What is Satisfactory Academic Progress (SAP)?
SAP is a set of federal regulations that requires students to demonstrate they are moving through their academic program at a reasonable pace and "making progress" toward their degree. Berry College’s SAP policy is located in the college catalog.
Will I lose my financial aid if I fail to maintain SAP?
The Satisfactory Academic Progress (SAP) is determined at the end of the every semester. A student who is not maintaining SAP is placed on Financial Aid Suspension due to not meeting SAP standards is ineligible for all types of financial assistance. Exceptions may be granted for extenuating circumstances beyond the student's control. However, the student must have circumstances that are documented and must submit specific, required information for a SAP Committee Review.
Can I appeal if I am ineligible for financial aid for failing to maintain SAP?
Yes, you can appeal if you have extenuating circumstances that have contributed to your failure to maintain good standing. Documented medical reasons, serious illness, or death of a family member are examples that may be considered in an appeal. Please be sure to speak to a financial aid counselor for further guidance.
What happens to my financial aid status if I drop or completely withdraw from school?
If you have already received your grant monies and drop hours which change your enrollment status, you will be required to repay certain grants. If you completely withdraw from Berry College before the 61st percentile of the semester, you will be required to repay a percentage of the financial aid that you have received for the semester to the U.S. Department of Education. In addition, you may owe the college additional funds that were initially credited to your account but have now been returned to the federal government by the institution.
CAUTION: If you are a financial aid recipient and are thinking about dropping hours, withdrawing from any classes or completely withdrawing from the college, please consult with a financial aid counselor. This can have a negative impact on your SAP status.

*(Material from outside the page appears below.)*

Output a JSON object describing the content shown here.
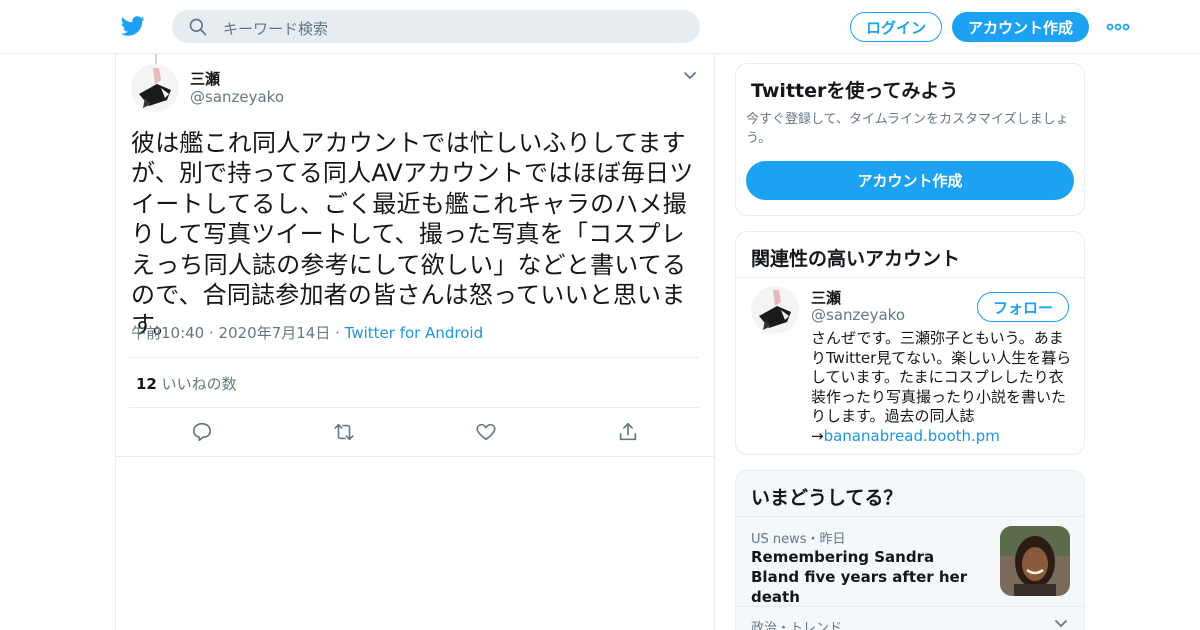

Student Work Questions
What is Federal Work-Study (FWS) and how do I apply for it?
Federal Work-Study is a need based financial aid program that allows a student to work and earn money. To apply for FWS you need to complete the FAFSA. Berry College also has a Berry Student Work program which is not need based. All students who are enrolled at Berry have the opportunity to work on campus regardless of financial need. We encourage you to check our student work link on our home page for further information.

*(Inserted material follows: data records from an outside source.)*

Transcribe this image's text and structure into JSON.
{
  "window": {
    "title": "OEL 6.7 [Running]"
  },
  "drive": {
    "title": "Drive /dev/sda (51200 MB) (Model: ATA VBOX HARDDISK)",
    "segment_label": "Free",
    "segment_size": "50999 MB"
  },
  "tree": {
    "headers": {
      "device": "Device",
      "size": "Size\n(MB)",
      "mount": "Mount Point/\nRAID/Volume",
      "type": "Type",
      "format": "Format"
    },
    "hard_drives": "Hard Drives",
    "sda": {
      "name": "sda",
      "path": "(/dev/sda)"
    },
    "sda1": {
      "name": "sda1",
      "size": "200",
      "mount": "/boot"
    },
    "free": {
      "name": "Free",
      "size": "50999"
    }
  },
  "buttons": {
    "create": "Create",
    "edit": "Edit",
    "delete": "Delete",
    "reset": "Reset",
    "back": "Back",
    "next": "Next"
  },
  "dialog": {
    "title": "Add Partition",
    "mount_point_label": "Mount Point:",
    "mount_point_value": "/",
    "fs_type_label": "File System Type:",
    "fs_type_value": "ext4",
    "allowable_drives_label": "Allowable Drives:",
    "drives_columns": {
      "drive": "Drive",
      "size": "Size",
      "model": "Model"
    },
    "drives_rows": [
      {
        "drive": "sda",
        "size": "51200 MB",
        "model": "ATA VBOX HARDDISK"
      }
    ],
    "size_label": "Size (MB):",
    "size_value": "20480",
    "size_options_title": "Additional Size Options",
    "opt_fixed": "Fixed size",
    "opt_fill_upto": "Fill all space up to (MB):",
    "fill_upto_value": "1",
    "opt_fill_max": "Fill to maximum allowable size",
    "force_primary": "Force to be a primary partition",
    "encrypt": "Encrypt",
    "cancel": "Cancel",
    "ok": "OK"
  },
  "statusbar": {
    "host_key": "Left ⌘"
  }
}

What other work opportunities are available? ALL students at Berry regardless of financial need are given an opportunity to work on campus. We encourage you to check out our student work website to learn more about this great opportunity.
What is the Federal Supplemental Educational Opportunity Grant (FSEOG) and how do I apply for it?
The FSEOG is a federal grant program that is for undergraduates with exceptional financial need who has a zero Expected Family Contribution (EFC). Priority is given to students who receive the maximum Federal Pell Grant. You must be enrolled in at least 12 credit hours to be considered. These funds are limited so those that apply the earliest are more likely to receive them.
How do I apply for and receive scholarships through the College?
Scholarships at Berry College are offered based on merit and financial need. At the time of admission to Berry College you will be awarded merit based scholarships and grants. After Berry receives your FAFSA application and your financial aid file is complete for review, you will be evaluated for additional financial aid based on need.
What should I do if I am awarded a outside scholarship?
If you are awarded an outside scholarship, it is imperative that the college receives the funds from the donor in ample time to credit it towards your tuition and fees. When mailing the scholarship check to Berry, the donor must specify your name and student ID or SSN, the term in which the funds are to be applied, what the funds are to be used for (ex: tuition and fees) and whether any remaining funds can be given to that student.